US3873197 *Nov 15, 1973Mar 25, 1975Xerox CorpApparatus for regulating the toner concentration in a electrophotographic device
US3936176 *Jul 19, 1973Feb 3, 1976Xerox CorporationDevice for maintaining a developability regulating apparatus contaminant free
US4065031 *Jul 23, 1976Dec 27, 1977Xerox CorporationProgrammable development control system
US4256402 *Aug 23, 1978Mar 17, 1981Olympus Optical Co. Ltd.Method and apparatus of detecting toner concentration of dry developer
US4318610 *Apr 21, 1980Mar 9, 1982Xerox CorporationControl system for an electrophotographic printing machine
US4671646 *Feb 4, 1986Jun 9, 1987Eastman Kodak CompanyToner monitor control mechanism
US4974024 *Jul 3, 1989Nov 27, 1990Xerox CorporationPredictive toner dispenser controller
US4990960 *Mar 9, 1990Feb 5, 1991Mita Industrial Co., Ltd.Method and device for measuring densities of different toners constituting a mixture
US5486901 *Mar 8, 1993Jan 23, 1996Konica CorporationColor image recording apparatus with a detector to detect a superimposed toner image density and correcting its color balance
US5613174 *Oct 6, 1995Mar 18, 1997Xerox CorporationImaging device with positive air pressure and electrostatic precipitator
DE2450145A1 *Oct 22, 1974May 7, 1975Xerox CorpThermisch unempfindliche steuervorrichtung fuer eine partikelkonzentration
WO1992012467A1 *Dec 19, 1991Jul 23, 1992Eastman Kodak CompanyColor electrostatography process control by way of toner development characteristics
Classifications
U.S. Classification399/41, 222/410, 221/1, 250/227.11, 222/52, 356/405
International ClassificationG03G15/08, G03G15/00, G03G13/06, G03G15/01, G03C7/00, G03C5/08

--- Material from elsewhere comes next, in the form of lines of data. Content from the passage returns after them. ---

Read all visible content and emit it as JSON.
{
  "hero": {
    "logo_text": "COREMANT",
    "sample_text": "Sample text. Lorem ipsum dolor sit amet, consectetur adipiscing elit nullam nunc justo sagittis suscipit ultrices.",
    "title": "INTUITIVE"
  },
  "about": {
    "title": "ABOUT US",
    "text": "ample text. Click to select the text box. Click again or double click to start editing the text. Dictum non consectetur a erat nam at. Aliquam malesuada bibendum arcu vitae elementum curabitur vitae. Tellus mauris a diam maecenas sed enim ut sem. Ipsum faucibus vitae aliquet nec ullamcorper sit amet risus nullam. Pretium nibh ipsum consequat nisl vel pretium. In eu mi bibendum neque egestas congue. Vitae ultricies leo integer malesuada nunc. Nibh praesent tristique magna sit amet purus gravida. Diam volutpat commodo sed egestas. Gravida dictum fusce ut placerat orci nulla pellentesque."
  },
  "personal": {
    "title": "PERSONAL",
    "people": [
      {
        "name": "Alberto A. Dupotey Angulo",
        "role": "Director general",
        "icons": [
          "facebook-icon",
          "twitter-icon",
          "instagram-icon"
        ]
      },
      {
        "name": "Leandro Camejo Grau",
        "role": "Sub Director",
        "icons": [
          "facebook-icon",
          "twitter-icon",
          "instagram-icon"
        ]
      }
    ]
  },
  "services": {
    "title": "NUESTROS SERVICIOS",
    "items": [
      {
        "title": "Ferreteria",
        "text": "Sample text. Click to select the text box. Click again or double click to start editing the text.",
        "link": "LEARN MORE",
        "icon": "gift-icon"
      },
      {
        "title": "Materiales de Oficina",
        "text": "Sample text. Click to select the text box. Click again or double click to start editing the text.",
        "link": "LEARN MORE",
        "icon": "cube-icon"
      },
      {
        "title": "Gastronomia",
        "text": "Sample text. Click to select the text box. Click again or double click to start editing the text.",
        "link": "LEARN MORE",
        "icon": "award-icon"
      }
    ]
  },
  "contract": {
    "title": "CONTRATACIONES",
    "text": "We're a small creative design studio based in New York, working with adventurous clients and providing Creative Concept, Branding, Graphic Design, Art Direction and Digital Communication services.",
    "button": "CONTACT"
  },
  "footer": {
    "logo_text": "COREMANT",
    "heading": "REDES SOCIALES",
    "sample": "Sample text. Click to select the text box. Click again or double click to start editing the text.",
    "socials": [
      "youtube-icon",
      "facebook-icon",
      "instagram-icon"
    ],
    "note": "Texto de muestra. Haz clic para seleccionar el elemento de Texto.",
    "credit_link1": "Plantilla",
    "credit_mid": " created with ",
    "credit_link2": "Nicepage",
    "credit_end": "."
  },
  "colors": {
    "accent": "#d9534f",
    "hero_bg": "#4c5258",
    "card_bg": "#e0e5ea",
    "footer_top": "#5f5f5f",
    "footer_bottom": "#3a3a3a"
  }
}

Cooperative ClassificationG03G15/0827, G03G15/0126
European ClassificationG03G15/01D8, G03G15/08H1L